Five for 2012, debate edition:

— “NoBama” is the word. Corroborating fake news from The Onion, a message-testing experiment conducted on Facebook by SocialCode (a subsidiary of The Washington Post Co.) finds a straight-ahead anti-Obama message is the most effective way to get Iowa and New Hampshire Facebook users to “like” Republican presidential hopefuls. Negative ads citing “Obamacare,” the economy and values pulled somewhat less weight.

— Herman Cain, Rick Santorum and Tim Pawlenty may need an introduction. At least four in 10 Republicans expressed no opinion when asked if they’d consider supporting Cain (50 percent no opinion), Santorum (48 percent) and Tim Pawlenty (45 percent), according to a June Post-ABC poll. By comparison, just 13 percent had unformed views of Mitt Romney; 15 percent of Newt Gingrich.

— What matters to GOP voters? Look for positive references to Medicare reform and the tea party. More than four in 10 Republicans and GOP-leaning independents in the most recent Post-ABC poll said they are more likely to vote for a candidate who supports major changes to Medicare, compared with 21 percent who view this as a negative factor in their vote. Republicans said support from the tea party movement is a positive factor by a 31 to 14 percent margin. A challenge for Gingrich in the survey conducted just before his staff shake-up: 54 percent of Republicans said they would be less likely to vote for a candidate who has had an extramarital affair.

— Romney leads debaters in polls. More than one in five Republicans and GOP-leaning independents – 21 percent – pick Mitt Romney as their top choice for the Republican nomination, according to the June Post-ABC poll. No other candidate on stage Monday night in Manchester, N.H., wins more than six percent support in the recent poll. Sarah Palin, who will not participate in the debate, garnered 17 percent support in the Post-ABC survey.

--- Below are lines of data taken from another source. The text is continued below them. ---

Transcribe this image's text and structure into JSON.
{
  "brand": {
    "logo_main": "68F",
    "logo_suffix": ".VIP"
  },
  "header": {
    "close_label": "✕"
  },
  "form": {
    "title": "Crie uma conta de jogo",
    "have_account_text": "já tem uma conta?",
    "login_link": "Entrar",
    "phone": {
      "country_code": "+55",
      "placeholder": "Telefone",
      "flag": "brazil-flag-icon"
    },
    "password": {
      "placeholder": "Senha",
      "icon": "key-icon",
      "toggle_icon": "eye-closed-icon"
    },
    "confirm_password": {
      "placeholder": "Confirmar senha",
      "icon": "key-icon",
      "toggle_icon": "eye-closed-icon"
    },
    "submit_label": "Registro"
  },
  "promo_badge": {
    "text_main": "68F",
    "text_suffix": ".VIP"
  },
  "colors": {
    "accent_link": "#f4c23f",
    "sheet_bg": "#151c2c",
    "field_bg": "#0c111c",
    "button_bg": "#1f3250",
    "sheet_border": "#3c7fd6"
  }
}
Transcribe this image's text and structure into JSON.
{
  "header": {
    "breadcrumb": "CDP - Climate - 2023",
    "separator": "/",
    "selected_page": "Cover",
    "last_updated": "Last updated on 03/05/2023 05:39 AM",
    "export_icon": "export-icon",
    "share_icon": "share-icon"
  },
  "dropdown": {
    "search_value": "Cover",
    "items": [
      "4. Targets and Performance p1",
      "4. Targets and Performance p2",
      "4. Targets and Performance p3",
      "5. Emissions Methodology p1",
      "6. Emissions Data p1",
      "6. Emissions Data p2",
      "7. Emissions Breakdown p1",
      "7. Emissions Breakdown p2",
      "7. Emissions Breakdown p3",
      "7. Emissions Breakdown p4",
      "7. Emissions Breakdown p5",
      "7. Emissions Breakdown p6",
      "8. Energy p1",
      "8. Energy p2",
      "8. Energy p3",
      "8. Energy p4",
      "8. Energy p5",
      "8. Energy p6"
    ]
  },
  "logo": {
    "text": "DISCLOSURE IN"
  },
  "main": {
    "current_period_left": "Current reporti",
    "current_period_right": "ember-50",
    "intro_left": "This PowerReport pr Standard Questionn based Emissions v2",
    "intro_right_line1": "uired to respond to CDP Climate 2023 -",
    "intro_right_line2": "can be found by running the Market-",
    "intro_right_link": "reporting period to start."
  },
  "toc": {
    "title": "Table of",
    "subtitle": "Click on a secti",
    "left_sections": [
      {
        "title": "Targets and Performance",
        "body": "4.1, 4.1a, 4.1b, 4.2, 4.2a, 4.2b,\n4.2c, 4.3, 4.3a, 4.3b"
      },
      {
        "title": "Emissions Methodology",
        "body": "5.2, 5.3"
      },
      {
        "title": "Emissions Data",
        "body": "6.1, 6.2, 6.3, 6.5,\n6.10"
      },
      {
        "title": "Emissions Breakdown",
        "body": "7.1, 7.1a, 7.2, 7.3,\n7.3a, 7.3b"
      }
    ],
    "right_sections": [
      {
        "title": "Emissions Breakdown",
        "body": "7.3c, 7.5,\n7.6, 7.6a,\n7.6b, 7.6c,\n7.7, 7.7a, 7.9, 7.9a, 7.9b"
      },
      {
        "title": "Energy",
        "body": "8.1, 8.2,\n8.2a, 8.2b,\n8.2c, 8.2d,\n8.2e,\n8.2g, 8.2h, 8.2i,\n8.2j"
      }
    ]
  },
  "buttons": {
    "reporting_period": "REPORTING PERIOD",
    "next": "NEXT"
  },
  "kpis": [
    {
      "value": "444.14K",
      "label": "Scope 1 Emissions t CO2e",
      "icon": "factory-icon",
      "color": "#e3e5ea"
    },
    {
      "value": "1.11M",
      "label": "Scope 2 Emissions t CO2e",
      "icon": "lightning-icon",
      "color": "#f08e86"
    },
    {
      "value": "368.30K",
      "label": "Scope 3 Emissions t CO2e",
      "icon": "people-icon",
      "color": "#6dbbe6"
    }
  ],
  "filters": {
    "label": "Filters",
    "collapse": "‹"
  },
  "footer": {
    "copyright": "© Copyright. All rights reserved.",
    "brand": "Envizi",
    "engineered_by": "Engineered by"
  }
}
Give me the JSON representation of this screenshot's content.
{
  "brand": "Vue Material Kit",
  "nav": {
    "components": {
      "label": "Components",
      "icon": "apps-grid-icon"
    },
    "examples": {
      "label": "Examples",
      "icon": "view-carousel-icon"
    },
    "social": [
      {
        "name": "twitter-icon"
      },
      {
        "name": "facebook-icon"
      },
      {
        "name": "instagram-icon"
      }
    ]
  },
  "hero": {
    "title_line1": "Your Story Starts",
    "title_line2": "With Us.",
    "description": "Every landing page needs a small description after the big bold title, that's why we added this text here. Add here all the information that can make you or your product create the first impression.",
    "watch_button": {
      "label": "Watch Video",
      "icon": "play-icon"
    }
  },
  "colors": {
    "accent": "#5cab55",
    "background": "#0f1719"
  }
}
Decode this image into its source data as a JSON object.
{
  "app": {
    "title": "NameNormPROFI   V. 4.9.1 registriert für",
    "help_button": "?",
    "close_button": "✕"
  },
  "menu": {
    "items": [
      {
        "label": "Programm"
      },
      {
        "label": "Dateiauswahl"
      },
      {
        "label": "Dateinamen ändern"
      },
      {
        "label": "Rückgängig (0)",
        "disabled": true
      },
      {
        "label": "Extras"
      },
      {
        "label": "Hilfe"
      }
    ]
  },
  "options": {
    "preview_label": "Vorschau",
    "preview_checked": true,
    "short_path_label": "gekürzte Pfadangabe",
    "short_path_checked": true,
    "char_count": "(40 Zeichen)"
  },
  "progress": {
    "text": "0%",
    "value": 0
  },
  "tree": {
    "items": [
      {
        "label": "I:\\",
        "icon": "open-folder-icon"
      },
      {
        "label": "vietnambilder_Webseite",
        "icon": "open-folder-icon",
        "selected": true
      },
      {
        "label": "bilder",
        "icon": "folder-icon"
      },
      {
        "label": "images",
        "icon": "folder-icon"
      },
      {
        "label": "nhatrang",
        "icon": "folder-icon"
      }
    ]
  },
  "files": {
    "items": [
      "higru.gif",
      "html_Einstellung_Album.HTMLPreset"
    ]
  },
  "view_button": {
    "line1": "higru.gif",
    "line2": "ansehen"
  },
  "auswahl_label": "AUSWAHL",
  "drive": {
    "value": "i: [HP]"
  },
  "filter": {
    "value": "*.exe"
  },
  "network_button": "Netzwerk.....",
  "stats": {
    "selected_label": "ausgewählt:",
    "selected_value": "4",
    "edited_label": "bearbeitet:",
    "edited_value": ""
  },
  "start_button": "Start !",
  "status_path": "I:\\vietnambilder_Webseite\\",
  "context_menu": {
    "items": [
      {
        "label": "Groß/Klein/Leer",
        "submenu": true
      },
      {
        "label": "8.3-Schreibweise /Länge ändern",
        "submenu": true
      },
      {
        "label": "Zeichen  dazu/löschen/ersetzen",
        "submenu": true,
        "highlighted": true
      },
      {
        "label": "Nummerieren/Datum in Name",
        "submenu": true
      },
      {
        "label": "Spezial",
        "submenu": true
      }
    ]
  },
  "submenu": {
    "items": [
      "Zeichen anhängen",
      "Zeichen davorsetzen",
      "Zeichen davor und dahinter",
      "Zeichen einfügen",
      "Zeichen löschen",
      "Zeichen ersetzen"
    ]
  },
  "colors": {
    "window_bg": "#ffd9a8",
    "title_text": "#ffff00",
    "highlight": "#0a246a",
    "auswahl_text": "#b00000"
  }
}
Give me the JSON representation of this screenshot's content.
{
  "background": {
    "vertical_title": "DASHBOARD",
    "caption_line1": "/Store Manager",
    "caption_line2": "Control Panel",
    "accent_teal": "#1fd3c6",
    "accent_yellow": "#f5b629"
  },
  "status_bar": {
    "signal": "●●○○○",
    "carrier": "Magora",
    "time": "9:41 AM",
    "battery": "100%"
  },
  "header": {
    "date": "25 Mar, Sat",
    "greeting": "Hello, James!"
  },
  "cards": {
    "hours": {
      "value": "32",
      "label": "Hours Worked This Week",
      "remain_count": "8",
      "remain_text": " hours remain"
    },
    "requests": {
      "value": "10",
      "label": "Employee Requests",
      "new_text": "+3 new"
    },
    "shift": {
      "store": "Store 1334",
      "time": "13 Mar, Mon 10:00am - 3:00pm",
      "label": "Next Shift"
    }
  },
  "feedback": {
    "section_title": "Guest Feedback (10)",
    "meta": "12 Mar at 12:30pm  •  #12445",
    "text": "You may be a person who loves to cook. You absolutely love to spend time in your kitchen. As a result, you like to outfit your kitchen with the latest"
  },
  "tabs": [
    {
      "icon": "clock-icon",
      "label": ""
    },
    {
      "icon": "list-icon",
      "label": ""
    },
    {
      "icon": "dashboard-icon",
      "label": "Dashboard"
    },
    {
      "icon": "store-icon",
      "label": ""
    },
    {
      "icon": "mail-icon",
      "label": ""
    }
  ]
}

— Republican jury is out on Romney and health care reform. Almost twice as many Republicans oppose the health care reform plan that Romney put into place in Massachusetts than support it (41 percent oppose, 21 percent support), according to the June Post-ABC poll. But fully 37 percent have no opinion on the issue that has become a point of attack from some of Romney’s rivals.